Why the Sony FE 50mm F1.4 GM is the only lens you'll ever need

Sony FE 50mm F1.4 GM
(Image credit: Future / James Abbott)

If you could only use one lens for the rest of your life, what would you choose? I don’t even need to think about the answer for even a second – for me, it’s the Sony FE 50mm F1.4 GM. I appreciate that this may sound hugely limiting when I could have chosen a zoom lens, but 50mm is one of the most versatile focal lengths in existence. Plus, excellent image quality alongside a fast maximum aperture make it a great option whatever you shoot.

50mm lenses are colloquially referred to as ‘nifty fifties’ because they’re traditionally inexpensive as well as offering great image quality and a fast maximum aperture. These days, 50mm lenses are designed and built to a much higher standard than they were in the past and, in many cases, are now premium lenses with a corresponding price tag. The Sony FE 50mm F1.4 GM is an excellent example of how well modern 50mm lenses can perform, so let’s take a closer look at why it’s the only lens you'll ever need…

1. Excellent image quality

First and foremost, the 50mm F1.4 GM produces excellent image quality throughout the aperture range. Prime lenses traditionally produce better image quality than zoom lenses and although the gap between them has reduced, high-quality primes have maintained the edge. 

With no issues with chromatic aberration or optical distortion, the image quality produced by 50mm F1.4 GM is excellent overall while autofocus is fast and accurate – what’s not to like?
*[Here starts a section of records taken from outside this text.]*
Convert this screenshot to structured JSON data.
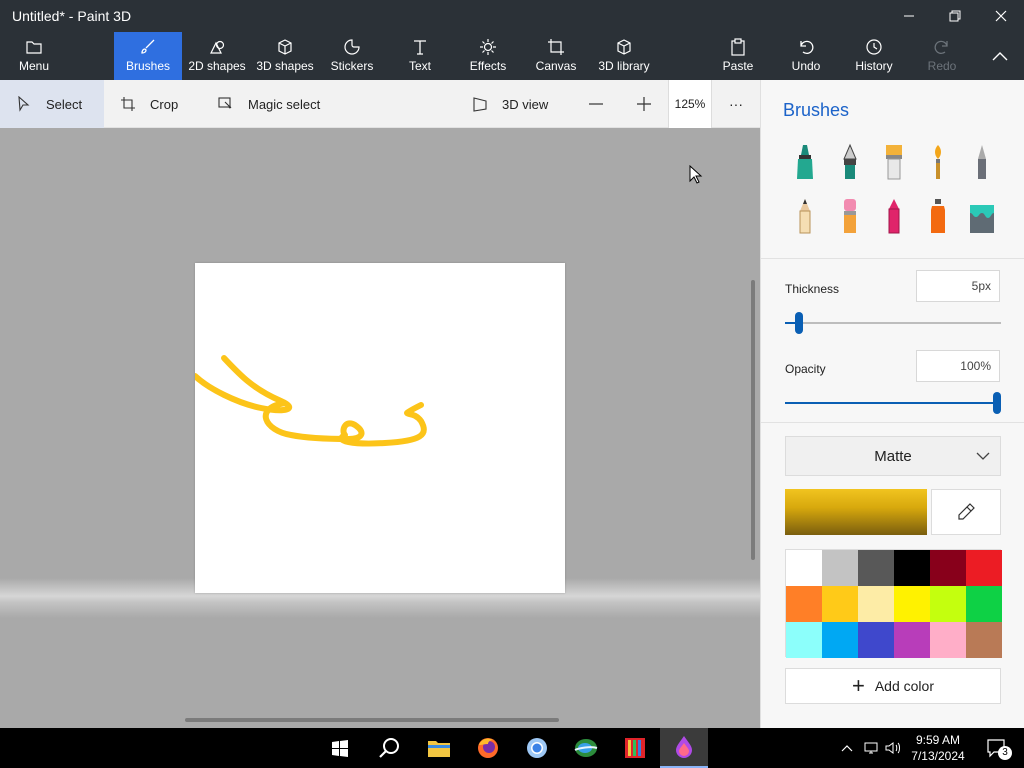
{
  "window": {
    "title": "Untitled* - Paint 3D",
    "controls": [
      "minimize-icon",
      "restore-icon",
      "close-icon"
    ]
  },
  "ribbon": {
    "menu": "Menu",
    "brushes": "Brushes",
    "shapes2d": "2D shapes",
    "shapes3d": "3D shapes",
    "stickers": "Stickers",
    "text": "Text",
    "effects": "Effects",
    "canvas": "Canvas",
    "library3d": "3D library",
    "paste": "Paste",
    "undo": "Undo",
    "history": "History",
    "redo": "Redo"
  },
  "toolbar": {
    "select": "Select",
    "crop": "Crop",
    "magic_select": "Magic select",
    "view3d": "3D view",
    "zoom": "125%",
    "more": "···"
  },
  "panel": {
    "title": "Brushes",
    "thickness_label": "Thickness",
    "thickness_value": "5px",
    "thickness_level": 0.05,
    "opacity_label": "Opacity",
    "opacity_value": "100%",
    "opacity_level": 1.0,
    "finish": "Matte",
    "current_color": "#e0b014",
    "add_color": "Add color",
    "swatches": [
      "#ffffff",
      "#c3c3c3",
      "#585858",
      "#000000",
      "#88001b",
      "#ec1c24",
      "#ff7f27",
      "#ffca18",
      "#fdeca6",
      "#fff200",
      "#c4ff0e",
      "#0ed145",
      "#8cfffb",
      "#00a8f3",
      "#3f48cc",
      "#b83dba",
      "#ffaec8",
      "#b97a56"
    ]
  },
  "accent": "#2f6fe0",
  "stroke_color": "#fcc419",
  "taskbar": {
    "time": "9:59 AM",
    "date": "7/13/2024",
    "notifications": "3"
  }
}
2. Compact and lightweight

At 3-1/4x3-7/8in / 80.6x96mm with a weight of 18.3oz / 516g, the 50mm F1.4 GM is reasonably compact and lightweight. It balances well with full-frame Sony A series camera bodies and when paired with the Sony A7R V, for instance, which weighs 1lb 9.6oz / 723g, it’s a comfortable pairing to carry by hand for extended periods of time. 
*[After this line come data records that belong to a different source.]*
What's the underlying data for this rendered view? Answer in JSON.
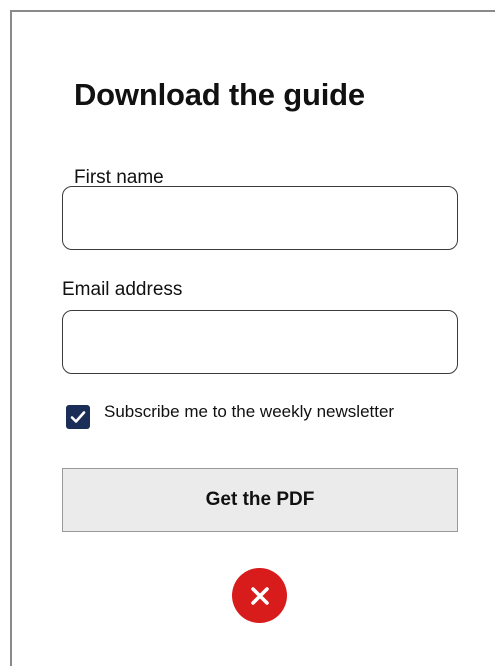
{
  "form": {
    "title": "Download the guide",
    "first_name_label": "First name",
    "first_name_value": "",
    "email_label": "Email address",
    "email_value": "",
    "newsletter_label": "Subscribe me to the weekly newsletter",
    "newsletter_checked": true,
    "submit_label": "Get the PDF"
  },
  "icons": {
    "checkbox": "checkmark-icon",
    "close": "close-icon"
  },
  "colors": {
    "checkbox_fill": "#1a2e57",
    "close_button": "#d81b1b",
    "submit_background": "#ebebeb",
    "frame_border": "#8a8a8a"
  }
}
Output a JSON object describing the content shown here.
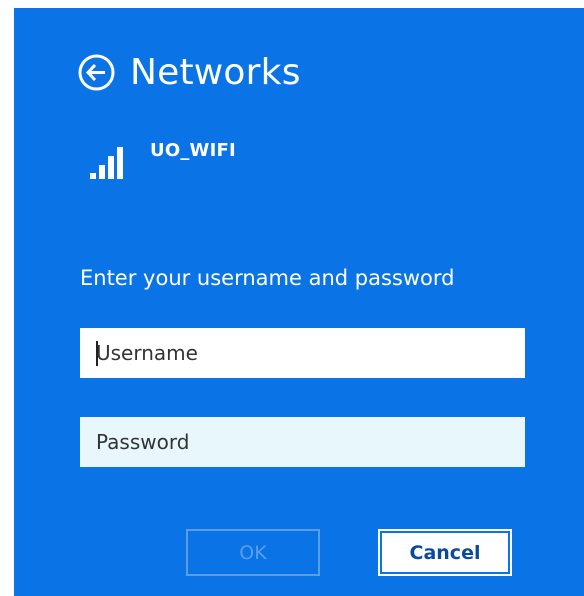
{
  "header": {
    "title": "Networks",
    "back_icon": "back-arrow-circle-icon"
  },
  "network": {
    "name": "UO_WIFI",
    "signal_icon": "wifi-signal-bars-icon",
    "signal_bars": 4
  },
  "login": {
    "prompt": "Enter your username and password",
    "username": {
      "placeholder": "Username",
      "value": ""
    },
    "password": {
      "placeholder": "Password",
      "value": ""
    }
  },
  "buttons": {
    "ok_label": "OK",
    "ok_enabled": false,
    "cancel_label": "Cancel"
  },
  "colors": {
    "panel_background": "#0a74e6",
    "text": "#ffffff",
    "password_field_background": "#e8f7fb",
    "ok_disabled": "#5a9ee8",
    "cancel_text": "#0a4a9a"
  }
}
Sony FE 50mm F/1.4GM on a camera

(Image credit: Future / James Abbot)

To provide a comparison, the Sony FE 50mm F1.2 GM is a phenomenal lens, but as well as being more expensive than the 50mm F1.2 GM, it’s also larger and heavier at 3-1/2x4-3/4in / 87.8x119.9 mm and 24.6oz / 695g. 
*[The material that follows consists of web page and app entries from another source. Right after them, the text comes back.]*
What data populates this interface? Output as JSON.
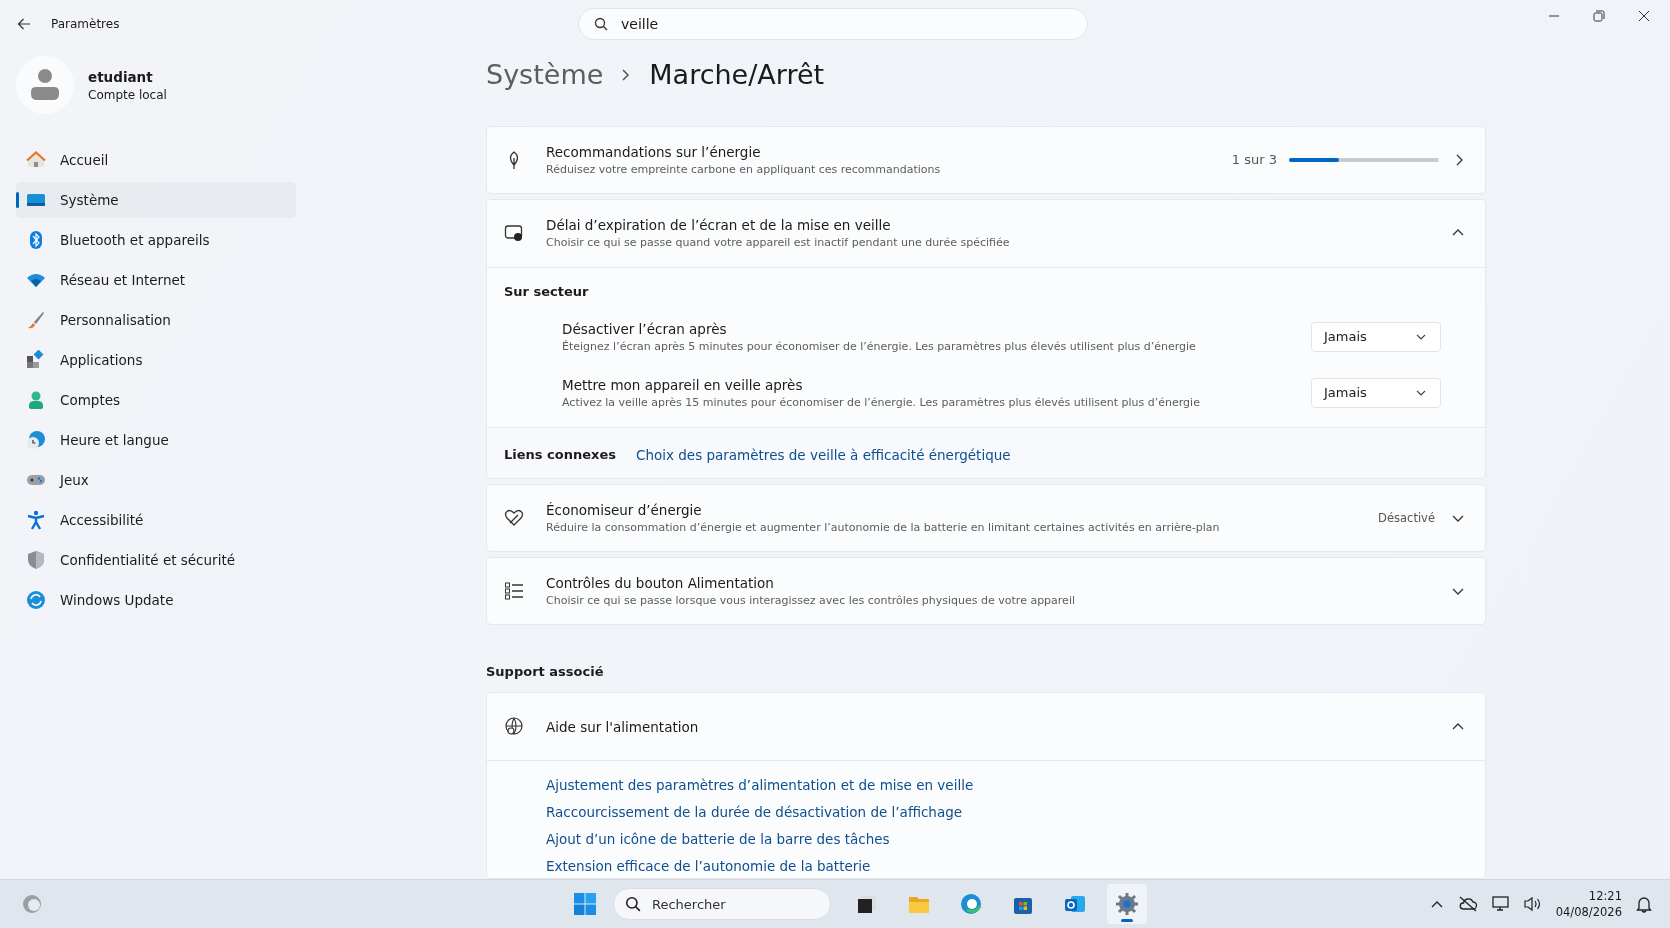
{
  "window": {
    "title": "Paramètres",
    "search": {
      "value": "veille"
    }
  },
  "user": {
    "name": "etudiant",
    "account": "Compte local"
  },
  "sidebar": {
    "items": [
      {
        "label": "Accueil",
        "selected": false
      },
      {
        "label": "Système",
        "selected": true
      },
      {
        "label": "Bluetooth et appareils",
        "selected": false
      },
      {
        "label": "Réseau et Internet",
        "selected": false
      },
      {
        "label": "Personnalisation",
        "selected": false
      },
      {
        "label": "Applications",
        "selected": false
      },
      {
        "label": "Comptes",
        "selected": false
      },
      {
        "label": "Heure et langue",
        "selected": false
      },
      {
        "label": "Jeux",
        "selected": false
      },
      {
        "label": "Accessibilité",
        "selected": false
      },
      {
        "label": "Confidentialité et sécurité",
        "selected": false
      },
      {
        "label": "Windows Update",
        "selected": false
      }
    ]
  },
  "breadcrumb": [
    "Système",
    "Marche/Arrêt"
  ],
  "recommendations": {
    "title": "Recommandations sur l’énergie",
    "subtitle": "Réduisez votre empreinte carbone en appliquant ces recommandations",
    "progress_text": "1 sur 3",
    "level": 0.33
  },
  "timeout": {
    "title": "Délai d’expiration de l’écran et de la mise en veille",
    "subtitle": "Choisir ce qui se passe quand votre appareil est inactif pendant une durée spécifiée",
    "expanded": true,
    "section_title": "Sur secteur",
    "rows": [
      {
        "label": "Désactiver l’écran après",
        "description": "Éteignez l’écran après 5 minutes pour économiser de l’énergie. Les paramètres plus élevés utilisent plus d’énergie",
        "value": "Jamais"
      },
      {
        "label": "Mettre mon appareil en veille après",
        "description": "Activez la veille après 15 minutes pour économiser de l’énergie. Les paramètres plus élevés utilisent plus d’énergie",
        "value": "Jamais"
      }
    ],
    "related_label": "Liens connexes",
    "related_link": "Choix des paramètres de veille à efficacité énergétique"
  },
  "saver": {
    "title": "Économiseur d’énergie",
    "subtitle": "Réduire la consommation d’énergie et augmenter l’autonomie de la batterie en limitant certaines activités en arrière-plan",
    "status": "Désactivé",
    "expanded": false
  },
  "power_buttons": {
    "title": "Contrôles du bouton Alimentation",
    "subtitle": "Choisir ce qui se passe lorsque vous interagissez avec les contrôles physiques de votre appareil",
    "expanded": false
  },
  "support": {
    "heading": "Support associé",
    "title": "Aide sur l'alimentation",
    "expanded": true,
    "links": [
      "Ajustement des paramètres d’alimentation et de mise en veille",
      "Raccourcissement de la durée de désactivation de l’affichage",
      "Ajout d’un icône de batterie de la barre des tâches",
      "Extension efficace de l’autonomie de la batterie"
    ]
  },
  "taskbar": {
    "search_placeholder": "Rechercher",
    "time": "12:21",
    "date": "04/08/2026",
    "apps": [
      {
        "selected": false
      },
      {
        "selected": false
      },
      {
        "selected": false
      },
      {
        "selected": false
      },
      {
        "selected": false
      },
      {
        "selected": true
      }
    ]
  }
}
3. Beautiful bokeh and shallow DOF

One of the greatest advantages of prime lenses is their fast maximum apertures and ability to isolate subjects from their foreground and background using a differential focus/a shallow depth-of-field. 

Fast lenses like the 50mm F1.4 GM can also mean lower ISO levels when shooting in low-light conditions. Another benefit is that the field of view of 50mm lenses is similar to the human eye so the camera, in a way, truly becomes an extension of the photographer’s eye.

Woman standing in front of a wall

(Image credit: Future / James Abbot)

4. Incredibly versatile

50mm is one of the most versatile focal lengths in existence and can be used to shoot practically every subject including portraits, landscapes, astrophotography, street photography, and even wildlife; it’s a jack of all trades, master of many. And although it’s certainly not the best lens for everything, it’s one of those lenses that you can keep attached to your camera most of the time. 

The main area where the 50mm F1.4 GM falls down is with close-up photography. For this, a close-up filter (actually a lens that’s attached to the front of lenses like a filter) will dramatically decrease the minimum focusing distance if you want to use it for this type of photography.

Sony FE 50mm F/1.4GM on a camera

(Image credit: Future / James Abbot)

5. Better than a zoom 

I would prefer the FE 50mm f/1.4 GM over the FE 24-70mm F2.8 GM II any day, simply because of improved image quality, a much faster maximum aperture and the fact it’s smaller and lighter. 

Sure, the 24-70mm has a variable focal length making it even more versatile, but you can achieve pretty much identical results with the 50mm lens despite its fixed focal length, albeit with some creative thinking involved. 

For example, how can you shoot a wide-angle landscape at 50mm? Easy, capture a vertical or horizontal panorama. And if you need to gain a wider or narrower field-of-view, in relation to the subject being photographed, you can physically move closer to or further away from the subject.

James Abbott

James Abbott is a professional photographer and freelance photography journalist. He contributes articles about photography, cameras and drones to a wide range of magazines and websites where he applies a wealth of experience to testing the latest photographic tech. James is also the author of ‘The Digital Darkroom: The Definitive Guide to Photo Editing’.